Kayli Joy Cooper thinks everyone should be able to practice self-care, and is doing her part to make sure girls have the tools they need.

Cooper, 17, lives in Los Angeles, and told Good Morning America that during the pandemic, she heard so many people stress the importance of self-care without realizing that their techniques might not be inclusive. "I'm a firm believer that self-care should not be a luxury," Cooper said. "Just because socioeconomically you don't have access to these things, it doesn't mean you don't deserve to benefit from everything that self-care can give you."

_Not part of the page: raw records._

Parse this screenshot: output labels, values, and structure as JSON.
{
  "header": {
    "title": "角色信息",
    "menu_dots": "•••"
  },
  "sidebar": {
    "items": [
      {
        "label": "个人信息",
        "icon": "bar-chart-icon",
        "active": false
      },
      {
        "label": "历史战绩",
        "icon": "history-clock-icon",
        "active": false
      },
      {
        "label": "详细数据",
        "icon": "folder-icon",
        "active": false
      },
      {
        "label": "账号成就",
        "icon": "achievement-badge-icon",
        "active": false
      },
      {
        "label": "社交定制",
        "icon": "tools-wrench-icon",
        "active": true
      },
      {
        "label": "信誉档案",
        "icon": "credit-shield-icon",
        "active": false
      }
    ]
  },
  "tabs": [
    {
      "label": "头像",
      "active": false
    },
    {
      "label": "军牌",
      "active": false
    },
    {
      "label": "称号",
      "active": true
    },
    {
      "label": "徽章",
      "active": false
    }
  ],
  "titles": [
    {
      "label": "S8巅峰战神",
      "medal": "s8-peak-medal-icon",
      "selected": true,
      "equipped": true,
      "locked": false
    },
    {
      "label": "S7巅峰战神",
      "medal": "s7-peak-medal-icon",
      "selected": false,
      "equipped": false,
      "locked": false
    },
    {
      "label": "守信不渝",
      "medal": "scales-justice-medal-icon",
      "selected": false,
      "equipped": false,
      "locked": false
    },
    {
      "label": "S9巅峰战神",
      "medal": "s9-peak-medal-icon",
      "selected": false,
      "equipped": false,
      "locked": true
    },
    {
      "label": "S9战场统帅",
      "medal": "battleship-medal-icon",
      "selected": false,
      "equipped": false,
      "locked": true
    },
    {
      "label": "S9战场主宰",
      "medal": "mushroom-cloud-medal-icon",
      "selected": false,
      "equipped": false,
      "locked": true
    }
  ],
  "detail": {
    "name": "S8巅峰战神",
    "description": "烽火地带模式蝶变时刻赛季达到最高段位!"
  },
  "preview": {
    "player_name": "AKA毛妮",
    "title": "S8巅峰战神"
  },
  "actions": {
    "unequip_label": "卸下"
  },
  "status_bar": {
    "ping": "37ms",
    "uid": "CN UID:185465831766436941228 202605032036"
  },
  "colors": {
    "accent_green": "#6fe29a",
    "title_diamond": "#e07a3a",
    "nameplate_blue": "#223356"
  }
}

Using her own money, Cooper purchased items for 60 self-care kits for girls, including books, socks, and jewelry. She tucked a handwritten note into each bag, letting the recipient know how much she was valued and loved. Several kits went to girls in the foster care system, who told Cooper how much they appreciated having something that belonged just to them.

This inspired Cooper to make even more bags and give them away to people outside of Los Angeles. Through her nonprofit organization Girl Well, Cooper partners with schools and foster homes in five states to distribute self-care kits. She now works with several brands to keep the bags filled, and has made it her goal to have a presence in all 50 states so any girl who wants a kit can have one.

"Self-love is so important, and it is a stepping stone to everything else that you want to do in life," Cooper told GMA. "Knowing that I'm building a bridge and helping connect that for girls is very, very rewarding."